Arbor Age

Arbor Age Jan/Feb 2013

For more than 30 years, Arbor Age magazine has been covering new and innovative products, services, technology and research vital to tree care companies, municipal arborists and utility right-of-way maintenance companies

Issue link:

Contents of this Issue


Page 17 of 27

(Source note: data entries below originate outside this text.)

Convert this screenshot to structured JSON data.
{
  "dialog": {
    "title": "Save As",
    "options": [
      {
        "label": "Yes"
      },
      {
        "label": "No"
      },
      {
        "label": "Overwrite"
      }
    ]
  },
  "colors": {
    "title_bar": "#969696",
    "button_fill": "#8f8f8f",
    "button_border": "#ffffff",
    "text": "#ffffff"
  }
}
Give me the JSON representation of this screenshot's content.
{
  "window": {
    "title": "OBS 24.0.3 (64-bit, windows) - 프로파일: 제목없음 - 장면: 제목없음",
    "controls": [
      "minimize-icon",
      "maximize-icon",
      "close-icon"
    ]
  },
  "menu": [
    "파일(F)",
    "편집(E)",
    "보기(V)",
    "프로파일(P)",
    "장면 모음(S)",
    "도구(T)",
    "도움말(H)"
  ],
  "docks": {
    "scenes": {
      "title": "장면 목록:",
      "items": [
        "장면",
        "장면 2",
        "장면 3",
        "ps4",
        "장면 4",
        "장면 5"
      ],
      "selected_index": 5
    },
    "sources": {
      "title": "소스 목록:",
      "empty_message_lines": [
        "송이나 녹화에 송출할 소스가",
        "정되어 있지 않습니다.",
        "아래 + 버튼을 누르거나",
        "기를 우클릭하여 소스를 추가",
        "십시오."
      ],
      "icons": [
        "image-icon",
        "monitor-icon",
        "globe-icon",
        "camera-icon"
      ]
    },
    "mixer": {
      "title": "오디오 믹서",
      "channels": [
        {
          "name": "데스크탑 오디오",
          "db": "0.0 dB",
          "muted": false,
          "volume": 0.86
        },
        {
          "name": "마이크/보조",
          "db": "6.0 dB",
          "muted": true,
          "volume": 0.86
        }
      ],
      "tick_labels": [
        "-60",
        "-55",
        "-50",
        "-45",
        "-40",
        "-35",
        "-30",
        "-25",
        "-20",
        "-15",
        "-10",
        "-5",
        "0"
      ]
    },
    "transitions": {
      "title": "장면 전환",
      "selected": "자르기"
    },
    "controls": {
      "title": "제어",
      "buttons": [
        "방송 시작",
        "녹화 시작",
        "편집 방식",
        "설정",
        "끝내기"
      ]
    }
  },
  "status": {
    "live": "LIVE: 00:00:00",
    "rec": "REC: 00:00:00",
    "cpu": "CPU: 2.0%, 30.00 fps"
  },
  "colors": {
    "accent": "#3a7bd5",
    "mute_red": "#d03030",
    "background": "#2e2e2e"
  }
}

TRAINING & EDUCATION Specialized Cutting TECHNIQUES Special situations call for special measures By Michael "House" Tain T a live "real-world" situation with people and property on the line. Education, training and practice are the keys to safe dependable use. he term specialized cutting techniques can cover a lot of ground; and depending on the experience or expertise of the operator, could include techniques that an arborist in another location may consider an "everyday" use. In short, a specialized technique is one that is considered the safest and most efficient for a particular woody situation. Part of the challenge of employing any cutting technique is knowing when — and, just as importantly, when not — to use them.The special situations that might call for a more technical cutting technique will run the gamut of the type of scenarios confronted by tree crews all over the world on a daily basis. It may be as seemingly simple as a bore or plunge cut to reduce the chance of splitting or "barber chair" when taking the top out, or as complex and gear-heavy as a key notch on a large wind-thrown tree laying on utility lines. In either case, along with the many others in which specialized techniques are applicable, the knowledge and understanding of their use and applicability is simply another valuable tool in the tree crew's mental tool box.As with all tree care techniques and methods, the first time to use one of these is not when confronted with Bore-plunge cut This technique is one in which the operator uses the "starting" or "go" corner of the tip of the chain saw bar, the lower quadrant, to begin a cut in which they can then bore or plunge through the wood.As the tip of the bar also includes the "no" corner, the upper quadrant, which can result in violent kickback, this is definitely a technique to understand well and practice with before "go time." However, once understood and practiced, the technique is extremely valuable in setting up the hinge in felling situations, removing internal pressure in forward-leaning trees or tops, and even bucking up logs on the ground. Prior to use, operators should learn the balance points of their saws and such useful features as felling sights in order to keep their cuts level and parallel in the desired manner.Well-sharpened chains are obviously integral not only to this technique, but to any safe, efficient use of a chain saw. However, operators should be aware that excessive filing of the depth gauges, often called rakers, on the chain will create a saw that is not only very prone to kickback, but will buck and shake during bore cutting. Using the "starting" corner or "go" corner to begin a plunge cut. An overhead view of the bar "boring" or "plunging" into the tree to set up the hinge. 18 Arbor Age / January/February 2013

Articles in this issue

Links on this page

Archives of this issue

view archives of Arbor Age - Arbor Age Jan/Feb 2013